___ Task input ___
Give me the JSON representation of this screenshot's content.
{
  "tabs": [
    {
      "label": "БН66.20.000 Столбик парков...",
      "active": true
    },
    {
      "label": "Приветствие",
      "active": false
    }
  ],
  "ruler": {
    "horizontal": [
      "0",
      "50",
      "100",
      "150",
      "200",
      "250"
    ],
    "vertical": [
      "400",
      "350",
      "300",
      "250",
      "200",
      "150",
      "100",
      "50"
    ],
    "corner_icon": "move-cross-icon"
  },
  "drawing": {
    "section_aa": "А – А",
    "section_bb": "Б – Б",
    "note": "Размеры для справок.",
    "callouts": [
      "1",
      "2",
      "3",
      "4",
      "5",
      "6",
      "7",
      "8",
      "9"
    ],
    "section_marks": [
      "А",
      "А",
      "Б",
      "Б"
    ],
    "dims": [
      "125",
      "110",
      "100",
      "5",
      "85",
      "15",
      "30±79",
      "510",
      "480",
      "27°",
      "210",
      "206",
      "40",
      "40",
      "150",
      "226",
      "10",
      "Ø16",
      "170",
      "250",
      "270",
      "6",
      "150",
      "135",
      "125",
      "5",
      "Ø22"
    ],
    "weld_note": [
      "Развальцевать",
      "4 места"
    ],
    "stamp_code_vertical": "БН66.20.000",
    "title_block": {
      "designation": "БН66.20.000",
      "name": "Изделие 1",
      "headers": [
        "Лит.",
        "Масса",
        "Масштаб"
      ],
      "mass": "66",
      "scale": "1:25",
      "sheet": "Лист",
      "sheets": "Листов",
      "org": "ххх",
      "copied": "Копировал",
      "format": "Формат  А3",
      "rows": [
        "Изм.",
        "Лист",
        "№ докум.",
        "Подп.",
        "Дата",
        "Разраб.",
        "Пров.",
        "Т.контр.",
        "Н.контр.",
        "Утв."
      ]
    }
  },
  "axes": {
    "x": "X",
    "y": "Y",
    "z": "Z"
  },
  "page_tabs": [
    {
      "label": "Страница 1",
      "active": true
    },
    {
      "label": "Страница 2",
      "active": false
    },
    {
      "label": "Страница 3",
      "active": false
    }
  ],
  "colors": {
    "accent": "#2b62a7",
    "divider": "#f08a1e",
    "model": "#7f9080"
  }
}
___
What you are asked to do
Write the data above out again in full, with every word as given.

Solution to this task
Give me the JSON representation of this screenshot's content.
{
  "tabs": [
    {
      "label": "БН66.20.000 Столбик парков...",
      "active": true
    },
    {
      "label": "Приветствие",
      "active": false
    }
  ],
  "ruler": {
    "horizontal": [
      "0",
      "50",
      "100",
      "150",
      "200",
      "250"
    ],
    "vertical": [
      "400",
      "350",
      "300",
      "250",
      "200",
      "150",
      "100",
      "50"
    ],
    "corner_icon": "move-cross-icon"
  },
  "drawing": {
    "section_aa": "А – А",
    "section_bb": "Б – Б",
    "note": "Размеры для справок.",
    "callouts": [
      "1",
      "2",
      "3",
      "4",
      "5",
      "6",
      "7",
      "8",
      "9"
    ],
    "section_marks": [
      "А",
      "А",
      "Б",
      "Б"
    ],
    "dims": [
      "125",
      "110",
      "100",
      "5",
      "85",
      "15",
      "30±79",
      "510",
      "480",
      "27°",
      "210",
      "206",
      "40",
      "40",
      "150",
      "226",
      "10",
      "Ø16",
      "170",
      "250",
      "270",
      "6",
      "150",
      "135",
      "125",
      "5",
      "Ø22"
    ],
    "weld_note": [
      "Развальцевать",
      "4 места"
    ],
    "stamp_code_vertical": "БН66.20.000",
    "title_block": {
      "designation": "БН66.20.000",
      "name": "Изделие 1",
      "headers": [
        "Лит.",
        "Масса",
        "Масштаб"
      ],
      "mass": "66",
      "scale": "1:25",
      "sheet": "Лист",
      "sheets": "Листов",
      "org": "ххх",
      "copied": "Копировал",
      "format": "Формат  А3",
      "rows": [
        "Изм.",
        "Лист",
        "№ докум.",
        "Подп.",
        "Дата",
        "Разраб.",
        "Пров.",
        "Т.контр.",
        "Н.контр.",
        "Утв."
      ]
    }
  },
  "axes": {
    "x": "X",
    "y": "Y",
    "z": "Z"
  },
  "page_tabs": [
    {
      "label": "Страница 1",
      "active": true
    },
    {
      "label": "Страница 2",
      "active": false
    },
    {
      "label": "Страница 3",
      "active": false
    }
  ],
  "colors": {
    "accent": "#2b62a7",
    "divider": "#f08a1e",
    "model": "#7f9080"
  }
}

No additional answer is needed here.